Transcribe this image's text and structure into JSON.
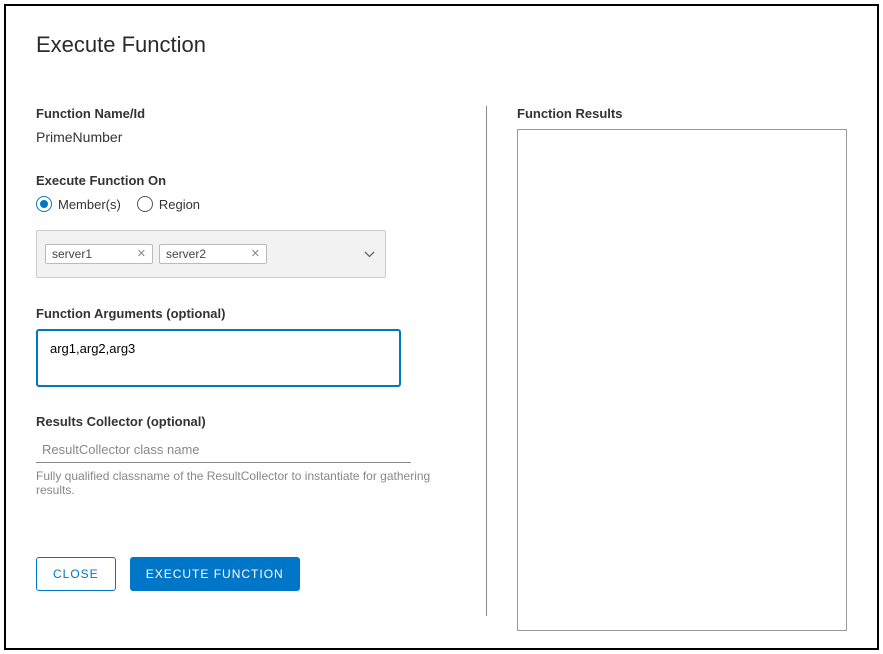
{
  "title": "Execute Function",
  "left": {
    "name_label": "Function Name/Id",
    "name_value": "PrimeNumber",
    "execute_on_label": "Execute Function On",
    "radios": {
      "members": "Member(s)",
      "region": "Region"
    },
    "chips": [
      "server1",
      "server2"
    ],
    "args_label": "Function Arguments (optional)",
    "args_value": "arg1,arg2,arg3",
    "collector_label": "Results Collector (optional)",
    "collector_placeholder": "ResultCollector class name",
    "collector_hint": "Fully qualified classname of the ResultCollector to instantiate for gathering results.",
    "close_btn": "CLOSE",
    "execute_btn": "EXECUTE FUNCTION"
  },
  "right": {
    "results_label": "Function Results"
  }
}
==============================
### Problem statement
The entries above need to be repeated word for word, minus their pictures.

### Solution to this problem
Transcribe this image's text and structure into JSON.
{
  "title": "Execute Function",
  "left": {
    "name_label": "Function Name/Id",
    "name_value": "PrimeNumber",
    "execute_on_label": "Execute Function On",
    "radios": {
      "members": "Member(s)",
      "region": "Region"
    },
    "chips": [
      "server1",
      "server2"
    ],
    "args_label": "Function Arguments (optional)",
    "args_value": "arg1,arg2,arg3",
    "collector_label": "Results Collector (optional)",
    "collector_placeholder": "ResultCollector class name",
    "collector_hint": "Fully qualified classname of the ResultCollector to instantiate for gathering results.",
    "close_btn": "CLOSE",
    "execute_btn": "EXECUTE FUNCTION"
  },
  "right": {
    "results_label": "Function Results"
  }
}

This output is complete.